[Collection entries]
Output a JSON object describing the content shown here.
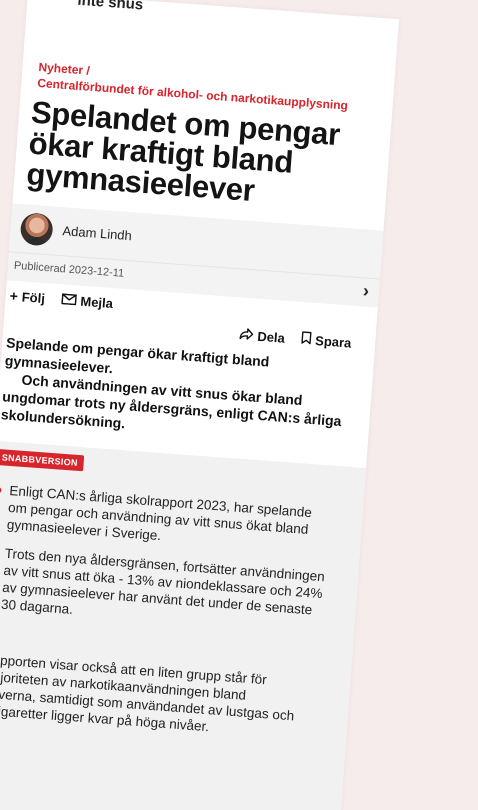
{
  "top_fragment": "inte snus",
  "breadcrumb": {
    "section": "Nyheter /",
    "source": "Centralförbundet för alkohol- och narkotikaupplysning"
  },
  "article": {
    "headline": "Spelandet om pengar ökar kraftigt bland gymnasieelever",
    "author": "Adam Lindh",
    "published": "Publicerad 2023-12-11",
    "lead_1": "Spelande om pengar ökar kraftigt bland gymnasieelever.",
    "lead_2": "Och användningen av vitt snus ökar bland ungdomar trots ny åldersgräns, enligt CAN:s årliga skolundersökning."
  },
  "actions": {
    "follow": "Följ",
    "mail": "Mejla",
    "share": "Dela",
    "save": "Spara"
  },
  "summary": {
    "badge": "SNABBVERSION",
    "bullets": [
      "Enligt CAN:s årliga skolrapport 2023, har spelande om pengar och användning av vitt snus ökat bland gymnasieelever i Sverige.",
      "Trots den nya åldersgränsen, fortsätter användningen av vitt snus att öka - 13% av niondeklassare och 24% av gymnasieelever har använt det under de senaste 30 dagarna."
    ],
    "paragraph": "Rapporten visar också att en liten grupp står för majoriteten av narkotikaanvändningen bland eleverna, samtidigt som användandet av lustgas och e-cigaretter ligger kvar på höga nivåer."
  },
  "colors": {
    "accent": "#d6252d",
    "background": "#f7ecec"
  }
}
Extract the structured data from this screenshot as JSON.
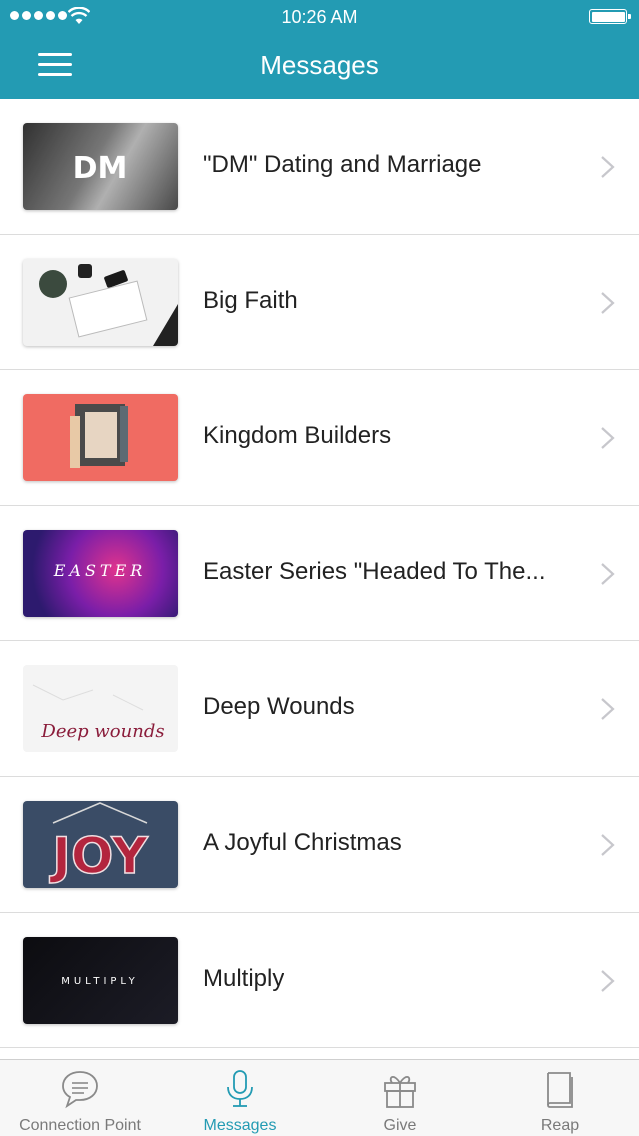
{
  "status_bar": {
    "time": "10:26 AM"
  },
  "header": {
    "title": "Messages"
  },
  "messages": [
    {
      "title": "\"DM\" Dating and Marriage",
      "thumb_text": "DM"
    },
    {
      "title": "Big Faith",
      "thumb_text": ""
    },
    {
      "title": "Kingdom Builders",
      "thumb_text": ""
    },
    {
      "title": "Easter Series \"Headed To The...",
      "thumb_text": "EASTER"
    },
    {
      "title": "Deep Wounds",
      "thumb_text": "Deep wounds"
    },
    {
      "title": "A Joyful Christmas",
      "thumb_text": "JOY"
    },
    {
      "title": "Multiply",
      "thumb_text": "MULTIPLY"
    }
  ],
  "tabs": [
    {
      "label": "Connection Point",
      "icon": "chat-bubble-icon",
      "active": false
    },
    {
      "label": "Messages",
      "icon": "microphone-icon",
      "active": true
    },
    {
      "label": "Give",
      "icon": "gift-icon",
      "active": false
    },
    {
      "label": "Reap",
      "icon": "book-icon",
      "active": false
    }
  ],
  "colors": {
    "accent": "#239bb3",
    "tab_inactive": "#7a7a7a"
  }
}
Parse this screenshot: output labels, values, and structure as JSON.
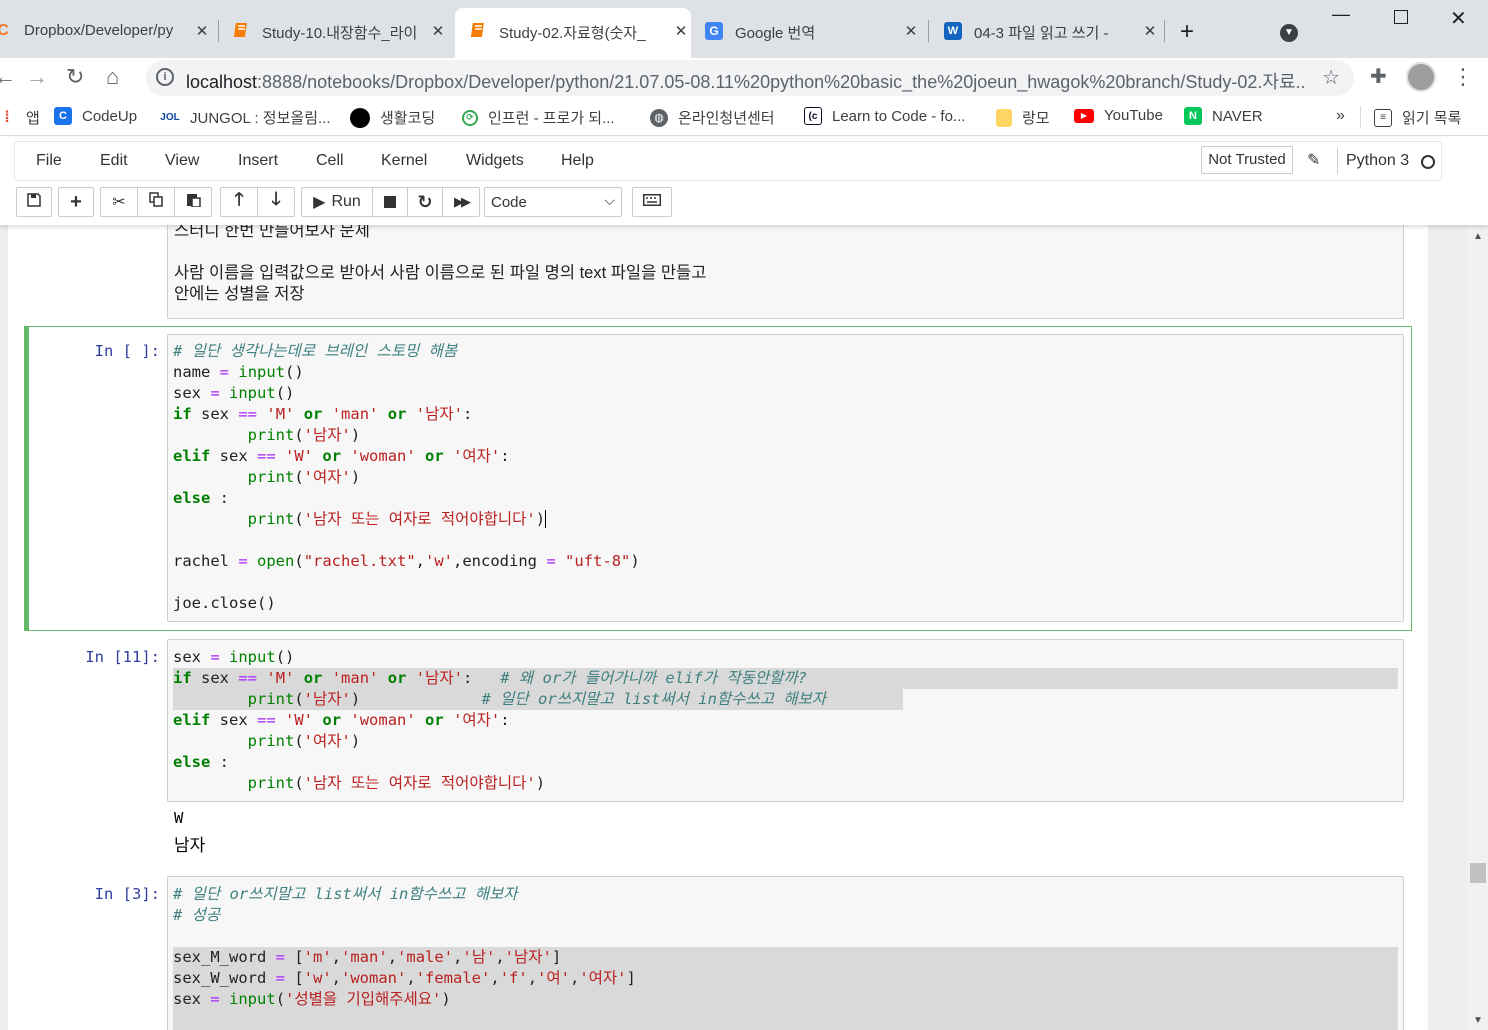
{
  "tabs": [
    {
      "title": "Dropbox/Developer/py",
      "icon": "jupyter-icon"
    },
    {
      "title": "Study-10.내장함수_라이",
      "icon": "notebook-icon"
    },
    {
      "title": "Study-02.자료형(숫자_",
      "icon": "notebook-icon",
      "active": true
    },
    {
      "title": "Google 번역",
      "icon": "google-translate-icon"
    },
    {
      "title": "04-3 파일 읽고 쓰기 -",
      "icon": "wikidocs-icon"
    }
  ],
  "new_tab_label": "+",
  "address": {
    "host": "localhost",
    "path": ":8888/notebooks/Dropbox/Developer/python/21.07.05-08.11%20python%20basic_the%20joeun_hwagok%20branch/Study-02.자료..."
  },
  "bookmarks": [
    {
      "label": "앱",
      "color": "#ea4335"
    },
    {
      "label": "CodeUp",
      "color": "#1a73e8"
    },
    {
      "label": "JUNGOL : 정보올림...",
      "color": "#0d47a1"
    },
    {
      "label": "생활코딩",
      "color": "#000000"
    },
    {
      "label": "인프런 - 프로가 되...",
      "color": "#34a853"
    },
    {
      "label": "온라인청년센터",
      "color": "#3c4043"
    },
    {
      "label": "Learn to Code - fo...",
      "color": "#0a0a23"
    },
    {
      "label": "랑모",
      "color": "#fdd663"
    },
    {
      "label": "YouTube",
      "color": "#ff0000"
    },
    {
      "label": "NAVER",
      "color": "#03c75a"
    }
  ],
  "bookmarks_more": "»",
  "reading_list": "읽기 목록",
  "menu": [
    "File",
    "Edit",
    "View",
    "Insert",
    "Cell",
    "Kernel",
    "Widgets",
    "Help"
  ],
  "trust_label": "Not Trusted",
  "kernel_label": "Python 3",
  "toolbar": {
    "run_label": "Run",
    "cell_type": "Code"
  },
  "markdown_lines": [
    "스터디 한번 만들어보자 문제",
    "",
    "사람 이름을 입력값으로 받아서 사람 이름으로 된 파일 명의 text 파일을 만들고",
    "안에는 성별을 저장"
  ],
  "cells": [
    {
      "prompt": "In [ ]:"
    },
    {
      "prompt": "In [11]:"
    },
    {
      "prompt": "In [3]:"
    }
  ],
  "output_lines": [
    "W",
    "남자"
  ]
}
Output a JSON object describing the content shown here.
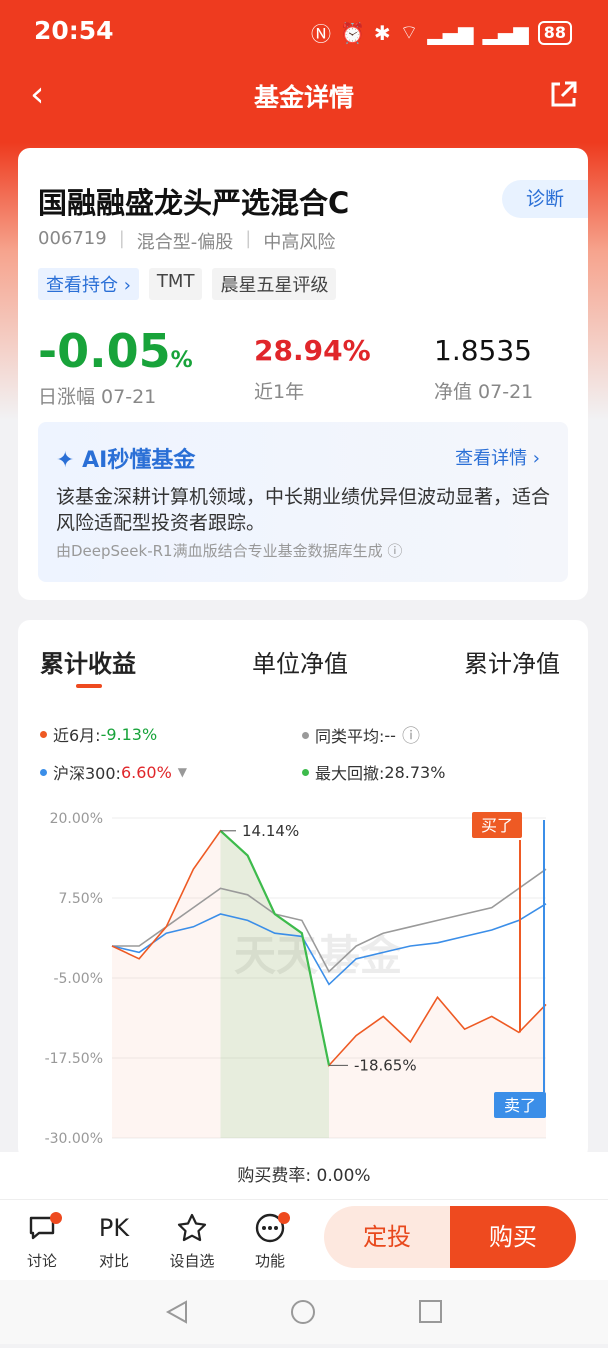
{
  "status_bar": {
    "time": "20:54",
    "battery": "88"
  },
  "nav": {
    "title": "基金详情"
  },
  "fund": {
    "name": "国融融盛龙头严选混合C",
    "diagnose_label": "诊断",
    "code": "006719",
    "type": "混合型-偏股",
    "risk": "中高风险",
    "tags": [
      "查看持仓 ›",
      "TMT",
      "晨星五星评级"
    ],
    "daily_change": "-0.05",
    "daily_change_unit": "%",
    "daily_change_label": "日涨幅 07-21",
    "year_return": "28.94%",
    "year_return_label": "近1年",
    "nav_value": "1.8535",
    "nav_label": "净值 07-21"
  },
  "ai": {
    "title": "AI秒懂基金",
    "more": "查看详情 ›",
    "text": "该基金深耕计算机领域，中长期业绩优异但波动显著，适合风险适配型投资者跟踪。",
    "source": "由DeepSeek-R1满血版结合专业基金数据库生成 ⓘ"
  },
  "chart_tabs": [
    "累计收益",
    "单位净值",
    "累计净值"
  ],
  "legend": {
    "fund_label": "近6月:",
    "fund_value": "-9.13%",
    "avg_label": "同类平均:",
    "avg_value": "--",
    "index_label": "沪深300:",
    "index_value": "6.60%",
    "dd_label": "最大回撤:",
    "dd_value": "28.73%"
  },
  "colors": {
    "fund": "#ee5a24",
    "avg": "#9a9a9a",
    "index": "#3b8ee8",
    "drawdown": "#3dbb4c"
  },
  "chart_data": {
    "type": "line",
    "yticks": [
      "20.00%",
      "7.50%",
      "-5.00%",
      "-17.50%",
      "-30.00%"
    ],
    "ylim": [
      -30,
      20
    ],
    "x_range": [
      "2025-01-21",
      "2025-07-21"
    ],
    "series": [
      {
        "name": "近6月",
        "values": [
          0.0,
          -2.0,
          3.0,
          12.0,
          18.0,
          14.14,
          5.0,
          2.0,
          -18.65,
          -14.0,
          -11.0,
          -15.0,
          -8.0,
          -13.0,
          -11.0,
          -13.5,
          -9.13
        ]
      },
      {
        "name": "沪深300",
        "values": [
          0.0,
          -1.0,
          2.0,
          3.0,
          5.0,
          4.0,
          2.0,
          1.5,
          -6.0,
          -2.0,
          -1.0,
          0.0,
          0.5,
          1.5,
          2.5,
          4.0,
          6.6
        ]
      },
      {
        "name": "同类平均",
        "values": [
          0.0,
          0.0,
          3.0,
          6.0,
          9.0,
          8.0,
          5.0,
          4.0,
          -4.0,
          0.0,
          2.0,
          3.0,
          4.0,
          5.0,
          6.0,
          9.0,
          12.0
        ]
      }
    ],
    "annotations": {
      "max": "14.14%",
      "min": "-18.65%",
      "buy": "买了",
      "sell": "卖了"
    },
    "watermark": "天天基金"
  },
  "fee": "购买费率: 0.00%",
  "bottom_bar": {
    "items": [
      "讨论",
      "对比",
      "设自选",
      "功能"
    ],
    "pk": "PK",
    "dingtou": "定投",
    "buy": "购买"
  }
}
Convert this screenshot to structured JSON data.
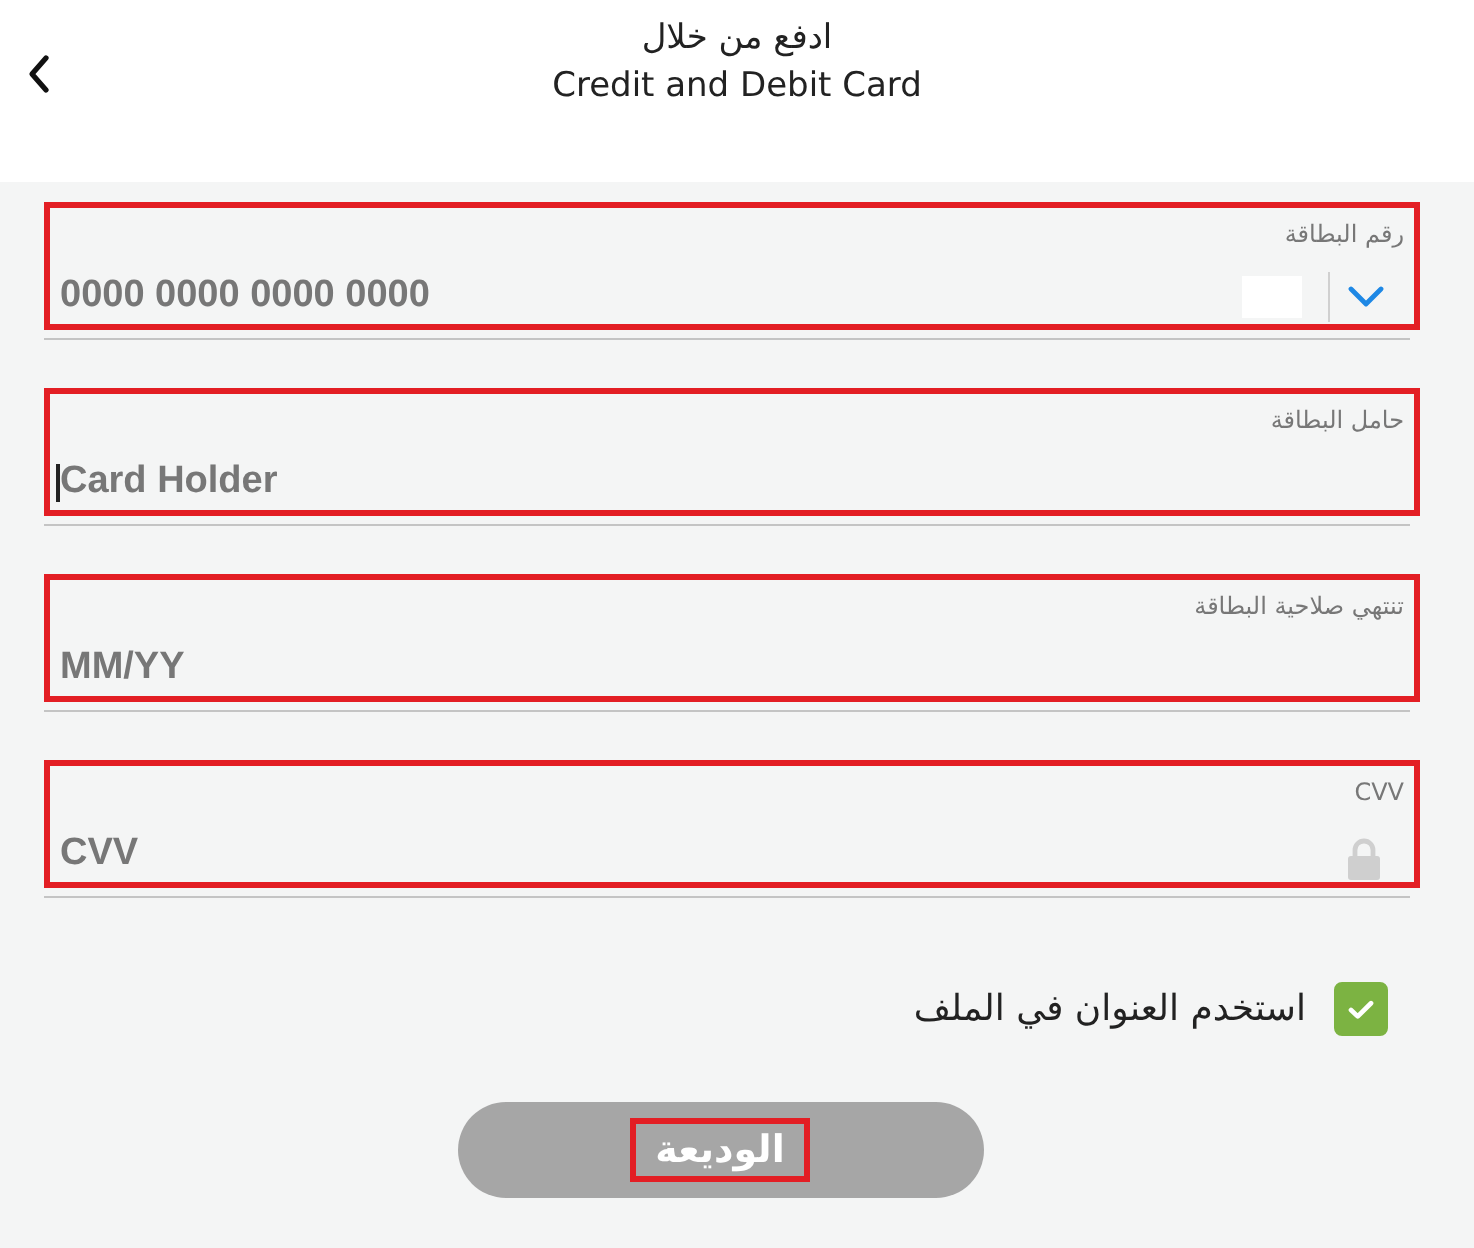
{
  "header": {
    "title": "ادفع من خلال",
    "subtitle": "Credit and Debit Card"
  },
  "fields": [
    {
      "kind": "card_number",
      "label": "رقم البطاقة",
      "placeholder": "0000 0000 0000 0000",
      "highlighted": true,
      "focused": false
    },
    {
      "kind": "text",
      "label": "حامل البطاقة",
      "placeholder": "Card Holder",
      "highlighted": true,
      "focused": true
    },
    {
      "kind": "text",
      "label": "تنتهي صلاحية البطاقة",
      "placeholder": "MM/YY",
      "highlighted": true,
      "focused": false
    },
    {
      "kind": "cvv",
      "label": "CVV",
      "placeholder": "CVV",
      "highlighted": true,
      "focused": false
    }
  ],
  "address_checkbox": {
    "label": "استخدم العنوان في الملف",
    "checked": true
  },
  "submit_button": {
    "label": "الوديعة",
    "disabled": true,
    "highlighted": true
  }
}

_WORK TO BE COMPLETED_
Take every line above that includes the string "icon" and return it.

_COMPLETED TASK_
      "icon": "chat-bubble-icon",
      "icon": "microphone-icon",
      "icon": "gift-icon",
      "icon": "book-icon",
      "icon": "jupyter-icon"
      "icon": "notebook-icon"
      "icon": "notebook-icon",
      "icon": "google-translate-icon"
      "icon": "wikidocs-icon"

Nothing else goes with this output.